App and web page records
+++

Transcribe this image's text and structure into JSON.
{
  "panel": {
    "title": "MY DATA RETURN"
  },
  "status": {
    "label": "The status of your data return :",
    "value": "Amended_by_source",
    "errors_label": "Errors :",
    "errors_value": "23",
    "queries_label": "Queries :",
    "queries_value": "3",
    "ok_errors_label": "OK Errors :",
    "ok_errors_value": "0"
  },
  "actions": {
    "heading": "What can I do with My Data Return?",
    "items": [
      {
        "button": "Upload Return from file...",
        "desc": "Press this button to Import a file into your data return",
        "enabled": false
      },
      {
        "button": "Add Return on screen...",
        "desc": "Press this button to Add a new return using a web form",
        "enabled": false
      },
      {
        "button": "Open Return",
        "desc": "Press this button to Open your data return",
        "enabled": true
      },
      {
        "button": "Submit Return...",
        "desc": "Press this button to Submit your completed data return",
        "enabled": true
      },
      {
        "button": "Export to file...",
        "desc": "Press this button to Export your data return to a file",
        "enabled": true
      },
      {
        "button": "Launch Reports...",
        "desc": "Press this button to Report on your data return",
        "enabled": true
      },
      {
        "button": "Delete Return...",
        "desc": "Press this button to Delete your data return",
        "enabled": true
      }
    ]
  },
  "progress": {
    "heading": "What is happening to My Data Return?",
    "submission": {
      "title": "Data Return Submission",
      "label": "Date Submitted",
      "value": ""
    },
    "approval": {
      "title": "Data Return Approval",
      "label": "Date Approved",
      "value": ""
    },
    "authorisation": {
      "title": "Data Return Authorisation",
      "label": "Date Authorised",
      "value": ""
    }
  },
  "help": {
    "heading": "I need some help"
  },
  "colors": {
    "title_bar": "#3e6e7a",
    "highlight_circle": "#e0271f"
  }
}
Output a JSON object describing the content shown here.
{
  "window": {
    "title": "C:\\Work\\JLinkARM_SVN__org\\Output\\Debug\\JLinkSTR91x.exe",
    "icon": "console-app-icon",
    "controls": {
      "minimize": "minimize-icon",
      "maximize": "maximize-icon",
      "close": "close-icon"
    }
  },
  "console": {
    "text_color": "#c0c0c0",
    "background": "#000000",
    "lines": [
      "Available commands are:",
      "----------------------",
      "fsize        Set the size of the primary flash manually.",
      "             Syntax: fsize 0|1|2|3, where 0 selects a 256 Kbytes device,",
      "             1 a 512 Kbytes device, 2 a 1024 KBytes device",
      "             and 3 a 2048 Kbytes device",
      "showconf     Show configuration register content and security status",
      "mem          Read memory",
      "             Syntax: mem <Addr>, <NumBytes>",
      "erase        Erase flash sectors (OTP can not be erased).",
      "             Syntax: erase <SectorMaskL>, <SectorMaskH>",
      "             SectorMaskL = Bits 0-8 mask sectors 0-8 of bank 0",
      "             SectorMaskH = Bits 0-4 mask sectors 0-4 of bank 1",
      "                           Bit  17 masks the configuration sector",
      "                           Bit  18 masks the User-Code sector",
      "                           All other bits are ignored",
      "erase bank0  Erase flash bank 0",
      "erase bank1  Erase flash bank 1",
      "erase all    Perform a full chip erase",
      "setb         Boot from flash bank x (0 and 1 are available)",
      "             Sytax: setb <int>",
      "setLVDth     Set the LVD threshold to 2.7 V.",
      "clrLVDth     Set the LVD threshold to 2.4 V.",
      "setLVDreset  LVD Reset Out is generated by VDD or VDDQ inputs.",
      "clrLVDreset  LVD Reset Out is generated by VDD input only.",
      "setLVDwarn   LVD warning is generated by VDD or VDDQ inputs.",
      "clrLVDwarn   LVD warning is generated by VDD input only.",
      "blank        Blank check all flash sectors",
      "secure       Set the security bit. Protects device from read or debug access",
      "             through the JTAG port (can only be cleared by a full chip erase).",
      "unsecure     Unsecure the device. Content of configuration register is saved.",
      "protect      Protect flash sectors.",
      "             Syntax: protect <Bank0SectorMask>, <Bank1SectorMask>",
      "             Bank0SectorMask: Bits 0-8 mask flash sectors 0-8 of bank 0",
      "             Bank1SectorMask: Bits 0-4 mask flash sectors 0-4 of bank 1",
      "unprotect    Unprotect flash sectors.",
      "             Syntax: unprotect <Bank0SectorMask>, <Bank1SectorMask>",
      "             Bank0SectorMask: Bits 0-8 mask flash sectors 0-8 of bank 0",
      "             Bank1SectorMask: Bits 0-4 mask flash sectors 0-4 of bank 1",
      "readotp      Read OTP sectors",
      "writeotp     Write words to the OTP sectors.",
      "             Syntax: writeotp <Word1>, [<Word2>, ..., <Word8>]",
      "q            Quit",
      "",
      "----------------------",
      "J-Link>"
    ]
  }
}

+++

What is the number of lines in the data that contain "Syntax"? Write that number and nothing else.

6